Jesus sought to meet the needs of His customers by ministering to their needs as His Heavenly Father revealed them to Him.  He could not meet their real need for salvation until he met their basic physical needs.  Once he was able to meet the physical need, He could reveal the true need they had.

Some of your “customers” have a perceived need for your product. But they also have a spiritual need they may not realize they have.  How often have we heard, “my friends don’t have any extra money to spend” or “I have no time for a party” or “I need a real job” or “the products are too expensive”?  Our customers have already set their fears in motion and as a result the walls are up to prevent us from booking, selling or even recruiting.

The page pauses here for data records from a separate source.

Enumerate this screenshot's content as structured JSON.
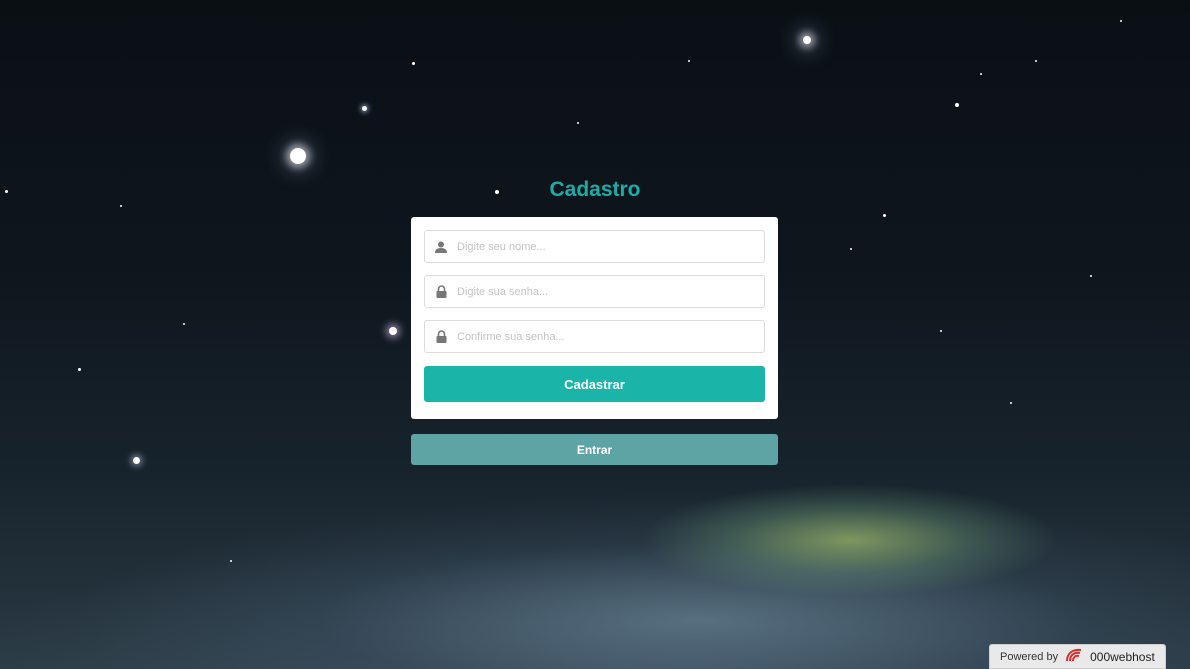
{
  "form": {
    "title": "Cadastro",
    "name_placeholder": "Digite seu nome...",
    "password_placeholder": "Digite sua senha...",
    "confirm_placeholder": "Confirme sua senha...",
    "submit_label": "Cadastrar"
  },
  "login_button_label": "Entrar",
  "footer": {
    "powered_by": "Powered by",
    "brand": "000webhost"
  },
  "colors": {
    "accent": "#1ab5a8",
    "secondary_button": "#5fa4a4",
    "title": "#1aada8"
  },
  "icons": [
    "user-icon",
    "lock-icon",
    "lock-icon",
    "webhost-logo-icon"
  ]
}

It has always been my goal to change the perception that people have about direct sales.  I don’t want to be that “pushy salesperson”.  I want to be the person who helps them come up with a solution to their current problem.

Maybe their budget won’t allow to shop BUT they can gather a few friends for a night out.  Maybe they have a financial need AND you are able to show them how we can do some fundraising for them.   Maybe they don’t think they have enough friends to have a party BUT you work together to have a small successful party.  Maybe she really needs an additional income and she has no time BUT you can show her how she can make money while out and about doing their every day work and errands.

The bottom line is that you need to meet your “herd” where they are at, focusing on what they need NOT what is in it for you.

God wants to use us to meet both needs – physical and spiritual.  That’s why it is important for you to know your customer.

Do you know YOUR customers?

Have a ThirtyOne-derful day!